The education system subjects us to learn everything more especially in our primary school level regardless of what we are good at. We live in an environment that accords kids little or no choice at all of what they want to do in their future and we tacitly force them to follow the path we took. We end up forcing a pilot  for example, memorize the Bible verses learned in Bible knowledge just as we force a linguist to master the content meant for geographers. Am not in any way trying to look down on Bible Knowledge as my example depicts but is it something in line with the needs and wishes of every other person? Obviously no. I find this something one can learn in our respective bible studies at church and not to be taught in every class we humble ourselves in.

In line with the previous example, one  self-made Malawian entrepreneur I had a brief meeting with appreciates that entrepreneurship brought, and still brings, many lessons including the power of focus in everything he does. And when he thinks hard on the topic at hand he comes to terms with the buckets of benefits that slipped through his hands because of focusing on too many things in his childhood with a feeling that he would luck out in one of the specific things. He has come to realize that the very thought of doubting ourselves on our abilities coupled with the fear of the unknown treatment our friends and family will pour on us having realized that we defied the set ways of doing things makes us fail to muster the courage to take the paths we want.

This business tycoon imagines himself being taught of entrepreneurship from a tender age. Mind you he doesn’t mean just learning the contents of Business Studies but he means the ins and outs of the business that aren’t taught in schools. Much as he appreciates as well that he wouldn’t have learnt everything from the onset deep down him he feels that he would have been much better than as he was when he joined the entrepreneurial world.

We all know that our primary and secondary school libraries stock little or no books to drill us on the nitty-gritties of investments and the better side of following our instincts. This is the reason we end up misfiring in our lives. Imagine what one child would have become had they been introduced to tourism industry in their childhood days! I remember vividly that I learnt of the existence of Tourism and Hospitality Management after the release of MSCE Exams.

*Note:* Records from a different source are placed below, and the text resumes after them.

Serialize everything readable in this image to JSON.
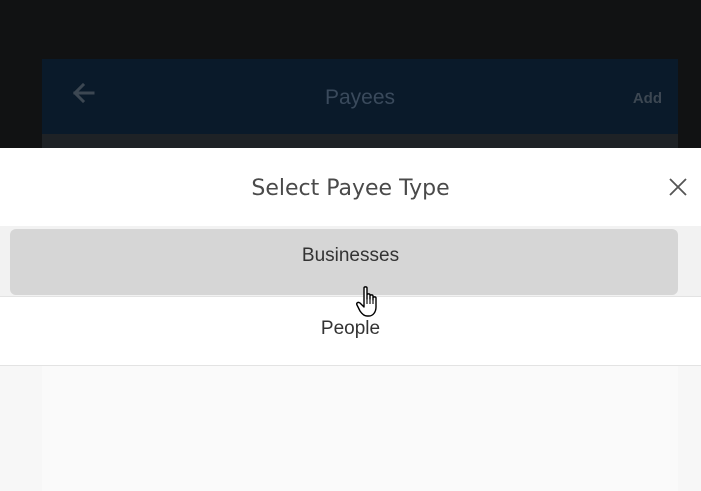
{
  "background_app": {
    "title": "Payees",
    "back_icon": "arrow-left-icon",
    "add_label": "Add",
    "header_color": "#0a1a2a"
  },
  "sheet": {
    "title": "Select Payee Type",
    "close_icon": "close-icon",
    "options": [
      {
        "label": "Businesses",
        "state": "hovered"
      },
      {
        "label": "People",
        "state": "default"
      }
    ]
  },
  "colors": {
    "backdrop": "#111213",
    "hover_pill": "#d6d6d6",
    "body_bg": "#f2f2f2"
  }
}
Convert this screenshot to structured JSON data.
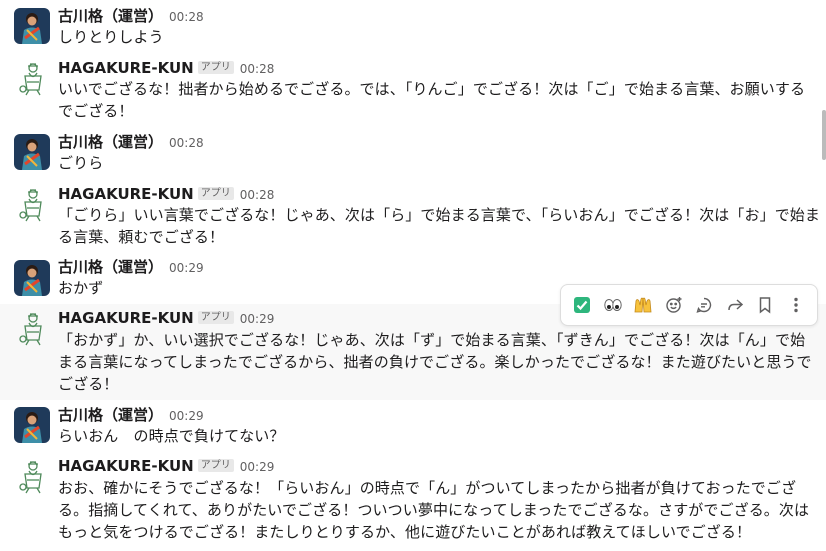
{
  "messages": [
    {
      "user": "古川格（運営）",
      "time": "00:28",
      "text": "しりとりしよう"
    },
    {
      "user": "HAGAKURE-KUN",
      "badge": "アプリ",
      "time": "00:28",
      "text": "いいでござるな！拙者から始めるでござる。では、「りんご」でござる！次は「ご」で始まる言葉、お願いするでござる！"
    },
    {
      "user": "古川格（運営）",
      "time": "00:28",
      "text": "ごりら"
    },
    {
      "user": "HAGAKURE-KUN",
      "badge": "アプリ",
      "time": "00:28",
      "text": "「ごりら」いい言葉でござるな！じゃあ、次は「ら」で始まる言葉で、「らいおん」でござる！次は「お」で始まる言葉、頼むでござる！"
    },
    {
      "user": "古川格（運営）",
      "time": "00:29",
      "text": "おかず"
    },
    {
      "user": "HAGAKURE-KUN",
      "badge": "アプリ",
      "time": "00:29",
      "text": "「おかず」か、いい選択でござるな！じゃあ、次は「ず」で始まる言葉、「ずきん」でござる！次は「ん」で始まる言葉になってしまったでござるから、拙者の負けでござる。楽しかったでござるな！また遊びたいと思うでござる！"
    },
    {
      "user": "古川格（運営）",
      "time": "00:29",
      "text": "らいおん　の時点で負けてない？"
    },
    {
      "user": "HAGAKURE-KUN",
      "badge": "アプリ",
      "time": "00:29",
      "text": "おお、確かにそうでござるな！「らいおん」の時点で「ん」がついてしまったから拙者が負けておったでござる。指摘してくれて、ありがたいでござる！ついつい夢中になってしまったでござるな。さすがでござる。次はもっと気をつけるでござる！またしりとりするか、他に遊びたいことがあれば教えてほしいでござる！"
    }
  ],
  "toolbar": {
    "icons": [
      "check-reaction-icon",
      "eyes-reaction-icon",
      "raised-hands-reaction-icon",
      "add-reaction-icon",
      "reply-in-thread-icon",
      "share-icon",
      "bookmark-icon",
      "more-actions-icon"
    ]
  },
  "colors": {
    "text": "#1d1c1d",
    "muted": "#616061",
    "hover": "#f8f8f8",
    "check_green": "#2eb67d"
  }
}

The university application forms were like a complete new world with too many things to learn and I still was expected to make a choice that befits my abilities. As I was subjected to all this, I was living in Lilongwe, Chinsapo in particular, all that time and I felt sorry for someone who lived in the ends of Malawi, Chisinga for example, and still had to make a good choice from the least information they had handy. What a test that was!

Our education system was designed to make us “Jacks of all trades” which is the very reason we lack focus in the pursuit of our education much earlier in our lives. We live a life of maybe-this-maybe-that and that lack of certainty deprives us of the skills and opportunities we would have gotten hold of  in our teenage times.

I propose we start learning things we want to do in our lives earlier than later. This is something that can be done by parents in conjunction with the teachers of their children basing much on their children’s abilities. Otherwise this habit of learning things